** DATA FOR THIS EXERCISE follows **
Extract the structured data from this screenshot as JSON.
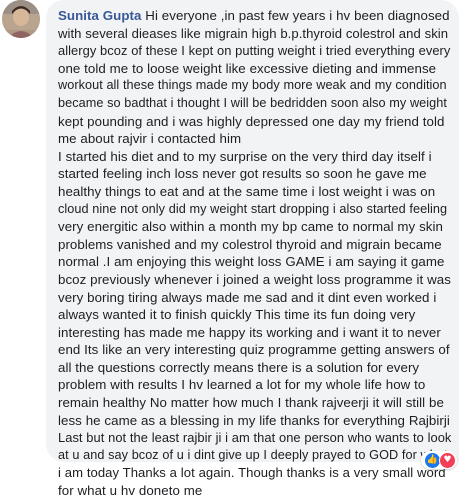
{
  "comment": {
    "author": "Sunita Gupta",
    "lines": [
      "Hi everyone ,in past few years i hv been diagnosed",
      "with several dieases like migrain high b.p.thyroid colestrol and skin",
      "allergy bcoz of these I kept on putting weight i tried everything every",
      "one told me to loose weight like excessive dieting and immense",
      "workout all these things made my body more weak and my condition",
      "became so badthat i thought I will be bedridden soon also my weight",
      "kept pounding and i was highly depressed one day my friend told",
      "me about rajvir i contacted him",
      "I started his diet and to my surprise on the very third day itself i",
      "started feeling inch loss never got results so soon he gave me",
      "healthy things to eat and at the same time i lost weight i was on",
      "cloud nine not only did my weight start dropping i also started feeling",
      "very energitic also within a month my bp came to normal my skin",
      "problems vanished and my colestrol thyroid and migrain became",
      "normal .I am enjoying this weight loss GAME i am saying it game",
      "bcoz previously whenever i joined a weight loss programme it was",
      "very boring tiring always made me sad and it dint even worked i",
      "always wanted it to finish quickly This time its fun doing very",
      "interesting has made me happy its working and i want it to never",
      "end Its like an very interesting quiz programme getting answers of",
      "all the questions correctly means there is a solution for every",
      "problem with results I hv learned a lot for my whole life how to",
      "remain healthy No matter how much I thank rajveerji it will still be",
      "less he came as a blessing in my life thanks for everything Rajbirji",
      "Last but not the least rajbir ji i am that one person who wants to look",
      "at u and say bcoz of u i dint give up I deeply prayed to GOD for what",
      "i am today Thanks a lot again. Though thanks is a very small word",
      "for what u hv doneto me"
    ]
  },
  "reactions": {
    "like_icon": "thumbs-up-icon",
    "love_icon": "heart-icon",
    "like_glyph": "👍",
    "love_glyph": "♥"
  },
  "colors": {
    "author": "#385898",
    "bubble": "#f2f3f5",
    "text": "#1c1e21",
    "like": "#1877f2",
    "love": "#f33e58"
  }
}
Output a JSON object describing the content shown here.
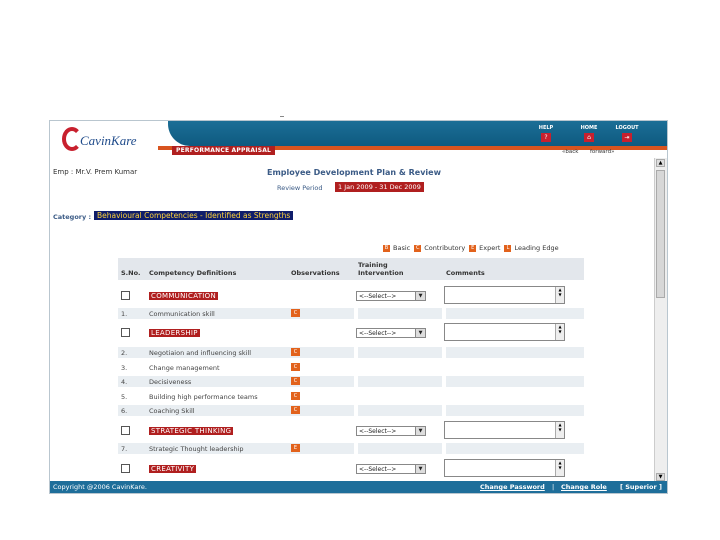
{
  "header": {
    "logo_text": "CavinKare",
    "app_title": "PERFORMANCE APPRAISAL",
    "nav": [
      {
        "label": "HELP",
        "icon": "help-icon",
        "glyph": "?"
      },
      {
        "label": "HOME",
        "icon": "home-icon",
        "glyph": "⌂"
      },
      {
        "label": "LOGOUT",
        "icon": "logout-icon",
        "glyph": "⇥"
      }
    ],
    "back": "«back",
    "forward": "forward»"
  },
  "page": {
    "employee": "Emp : Mr.V. Prem Kumar",
    "title": "Employee Development Plan & Review",
    "review_period_label": "Review Period",
    "review_period": "1 Jan 2009 - 31 Dec 2009",
    "category_label": "Category :",
    "category": "Behavioural Competencies - Identified as Strengths"
  },
  "legend": [
    {
      "code": "B",
      "label": "Basic"
    },
    {
      "code": "C",
      "label": "Contributory"
    },
    {
      "code": "E",
      "label": "Expert"
    },
    {
      "code": "L",
      "label": "Leading Edge"
    }
  ],
  "table": {
    "headers": {
      "sno": "S.No.",
      "competency": "Competency Definitions",
      "observations": "Observations",
      "training": "Training Intervention",
      "comments": "Comments"
    },
    "select_value": "<--Select-->",
    "groups": [
      {
        "name": "COMMUNICATION"
      },
      {
        "name": "LEADERSHIP"
      },
      {
        "name": "STRATEGIC THINKING"
      },
      {
        "name": "CREATIVITY"
      }
    ],
    "rows": [
      {
        "sno": "1.",
        "competency": "Communication skill",
        "obs": "C"
      },
      {
        "sno": "2.",
        "competency": "Negotiaion and influencing skill",
        "obs": "C"
      },
      {
        "sno": "3.",
        "competency": "Change management",
        "obs": "C"
      },
      {
        "sno": "4.",
        "competency": "Decisiveness",
        "obs": "C"
      },
      {
        "sno": "5.",
        "competency": "Building high performance teams",
        "obs": "C"
      },
      {
        "sno": "6.",
        "competency": "Coaching Skill",
        "obs": "C"
      },
      {
        "sno": "7.",
        "competency": "Strategic Thought leadership",
        "obs": "E"
      }
    ]
  },
  "footer": {
    "copyright": "Copyright @2006 CavinKare.",
    "change_password": "Change Password",
    "separator": "|",
    "change_role": "Change Role",
    "role": "[ Superior ]"
  },
  "colors": {
    "brand_blue": "#1c6e96",
    "brand_red": "#b01f1f",
    "accent_orange": "#e2621c",
    "category_bg": "#0f1d6b"
  }
}
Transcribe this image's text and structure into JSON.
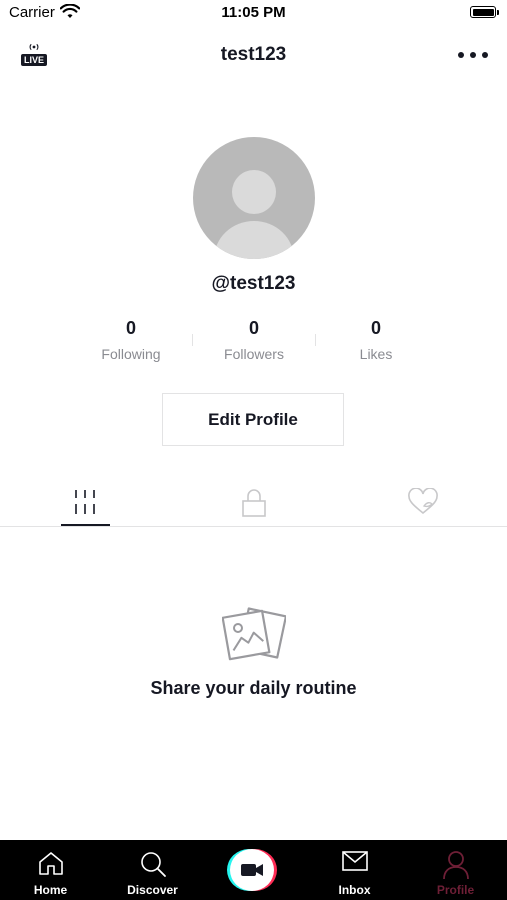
{
  "status_bar": {
    "carrier": "Carrier",
    "time": "11:05 PM"
  },
  "header": {
    "live_label": "LIVE",
    "title": "test123"
  },
  "profile": {
    "handle": "@test123",
    "stats": [
      {
        "value": "0",
        "label": "Following"
      },
      {
        "value": "0",
        "label": "Followers"
      },
      {
        "value": "0",
        "label": "Likes"
      }
    ],
    "edit_button": "Edit Profile"
  },
  "content_tabs": {
    "selected": "videos",
    "items": [
      "videos-grid-icon",
      "lock-icon",
      "liked-heart-icon"
    ]
  },
  "empty_state": {
    "message": "Share your daily routine"
  },
  "bottom_nav": {
    "active": "Profile",
    "active_color": "#6e1f36",
    "items": [
      {
        "label": "Home",
        "icon": "home-icon"
      },
      {
        "label": "Discover",
        "icon": "search-icon"
      },
      {
        "label": "",
        "icon": "video-camera-icon"
      },
      {
        "label": "Inbox",
        "icon": "mail-icon"
      },
      {
        "label": "Profile",
        "icon": "person-icon"
      }
    ]
  }
}
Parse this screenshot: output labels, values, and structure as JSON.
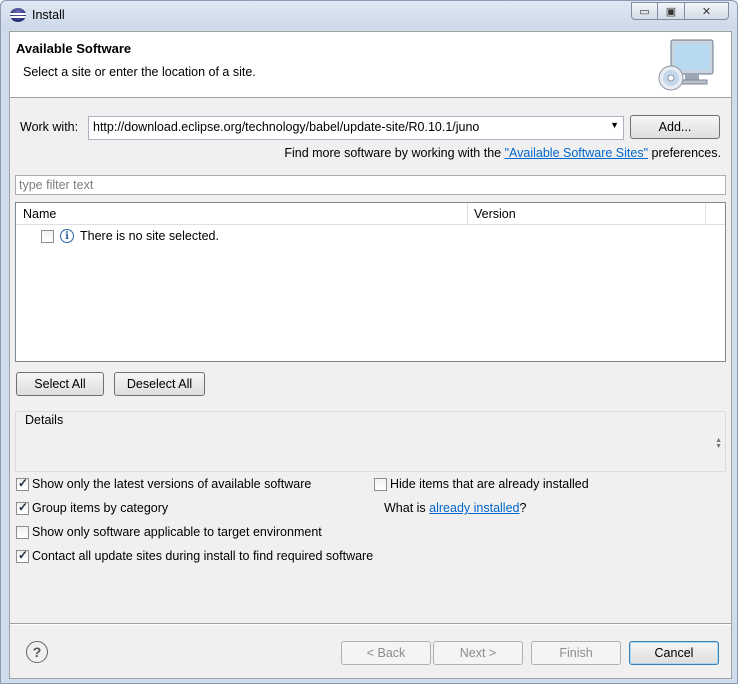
{
  "window": {
    "title": "Install",
    "minimize_glyph": "▭",
    "maximize_glyph": "▣",
    "close_glyph": "✕"
  },
  "header": {
    "title": "Available Software",
    "description": "Select a site or enter the location of a site."
  },
  "work_with": {
    "label": "Work with:",
    "value": "http://download.eclipse.org/technology/babel/update-site/R0.10.1/juno",
    "add_label": "Add...",
    "find_more_prefix": "Find more software by working with the ",
    "find_more_link": "\"Available Software Sites\"",
    "find_more_suffix": " preferences."
  },
  "filter": {
    "placeholder": "type filter text"
  },
  "tree": {
    "columns": [
      "Name",
      "Version"
    ],
    "rows": [
      {
        "checked": false,
        "icon": "info-icon",
        "text": "There is no site selected."
      }
    ]
  },
  "buttons": {
    "select_all": "Select All",
    "deselect_all": "Deselect All"
  },
  "details": {
    "label": "Details"
  },
  "options": [
    {
      "label": "Show only the latest versions of available software",
      "checked": true
    },
    {
      "label": "Group items by category",
      "checked": true
    },
    {
      "label": "Show only software applicable to target environment",
      "checked": false
    },
    {
      "label": "Contact all update sites during install to find required software",
      "checked": true
    },
    {
      "label": "Hide items that are already installed",
      "checked": false
    }
  ],
  "what_is": {
    "prefix": "What is ",
    "link": "already installed",
    "suffix": "?"
  },
  "footer": {
    "help": "?",
    "back": "< Back",
    "next": "Next >",
    "finish": "Finish",
    "cancel": "Cancel"
  }
}
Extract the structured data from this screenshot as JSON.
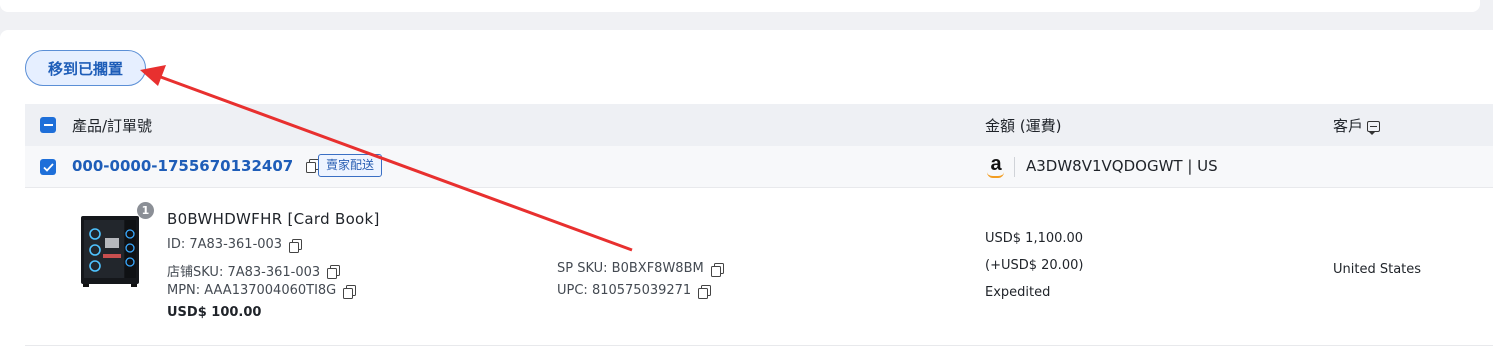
{
  "toolbar": {
    "move_button": "移到已擱置"
  },
  "table": {
    "headers": {
      "product": "產品/訂單號",
      "amount": "金額 (運費)",
      "customer": "客戶"
    }
  },
  "order": {
    "id": "000-0000-1755670132407",
    "badge": "賣家配送",
    "store_icon": "amazon-logo",
    "store": "A3DW8V1VQDOGWT | US"
  },
  "product": {
    "quantity": "1",
    "title": "B0BWHDWFHR [Card Book]",
    "id_label": "ID: 7A83-361-003",
    "shop_sku": "店铺SKU: 7A83-361-003",
    "mpn": "MPN: AAA137004060TI8G",
    "sp_sku": "SP SKU: B0BXF8W8BM",
    "upc": "UPC: 810575039271",
    "price": "USD$ 100.00"
  },
  "amount": {
    "total": "USD$ 1,100.00",
    "shipping": "(+USD$ 20.00)",
    "method": "Expedited"
  },
  "customer": {
    "country": "United States"
  },
  "annotation": {
    "arrow_color": "#e8302f"
  },
  "colors": {
    "accent": "#1e6fd9",
    "link": "#1e5db8"
  }
}
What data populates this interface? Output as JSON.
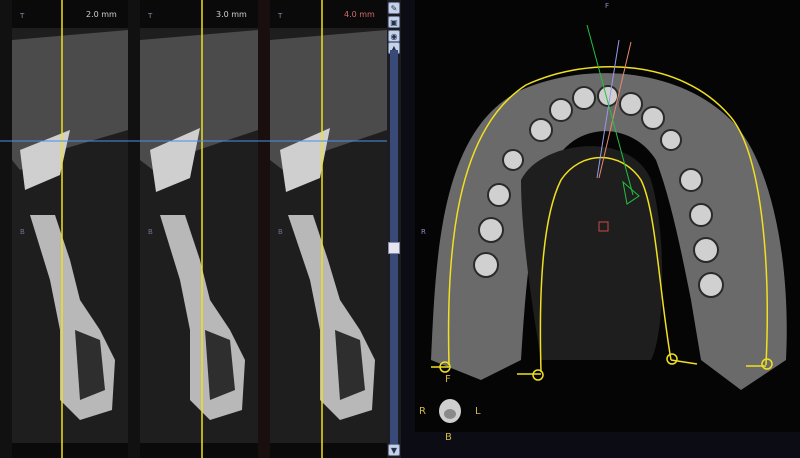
{
  "sections": [
    {
      "side_top": "T",
      "side_bottom": "B",
      "thickness": "2.0 mm"
    },
    {
      "side_top": "T",
      "side_bottom": "B",
      "thickness": "3.0 mm"
    },
    {
      "side_top": "T",
      "side_bottom": "B",
      "thickness": "4.0 mm"
    }
  ],
  "scroll": {
    "up": "▲",
    "down": "▼",
    "position": 0.5
  },
  "axial": {
    "label_top": "F",
    "label_left": "R",
    "landmark": "F",
    "orientation": {
      "right": "R",
      "left": "L",
      "bottom": "B"
    }
  },
  "colors": {
    "nerve_line": "#f0e020",
    "cross_line": "#4a90e8",
    "accent_red": "#c84a4a",
    "marker_green": "#24c040"
  }
}
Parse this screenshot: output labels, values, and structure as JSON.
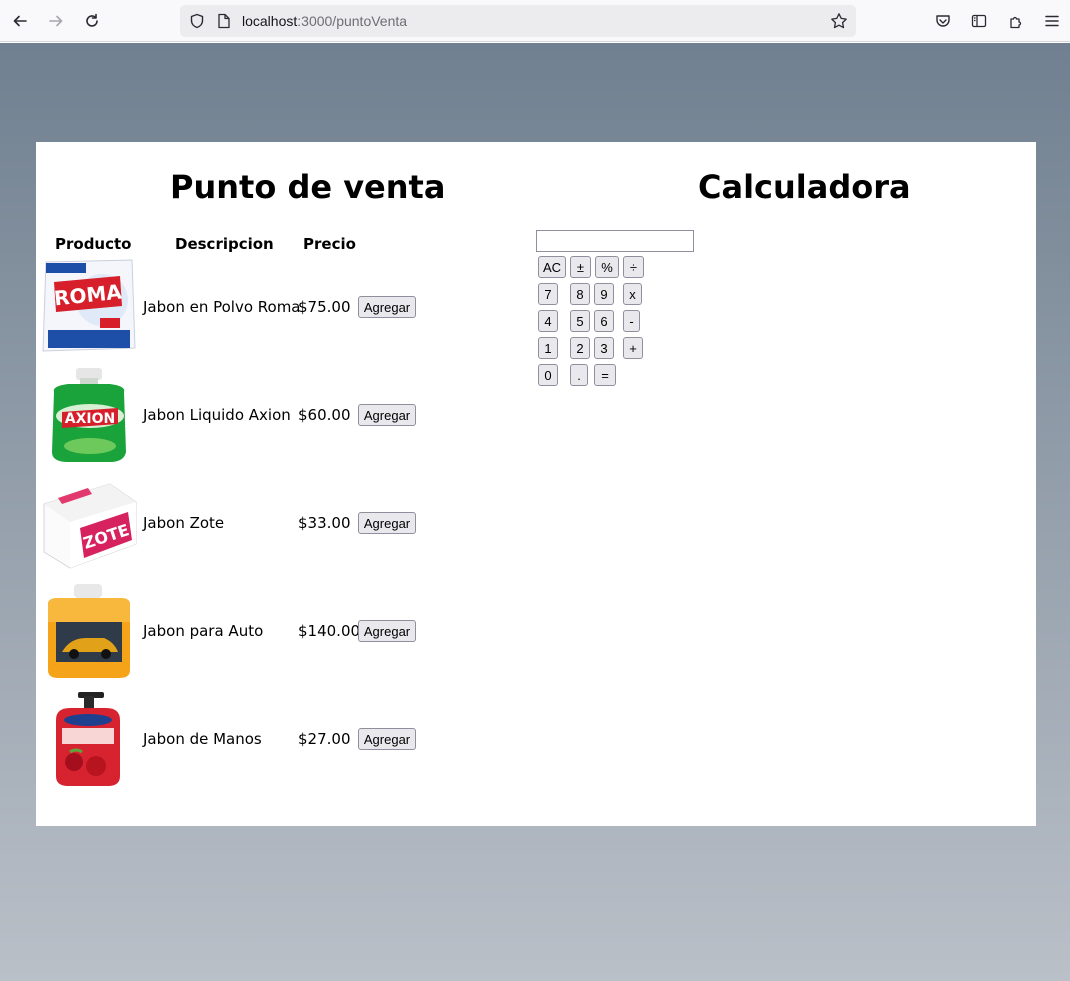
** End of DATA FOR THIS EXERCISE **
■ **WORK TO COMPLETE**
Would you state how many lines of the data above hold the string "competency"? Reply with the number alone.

■ **RESPONSE BELOW**
8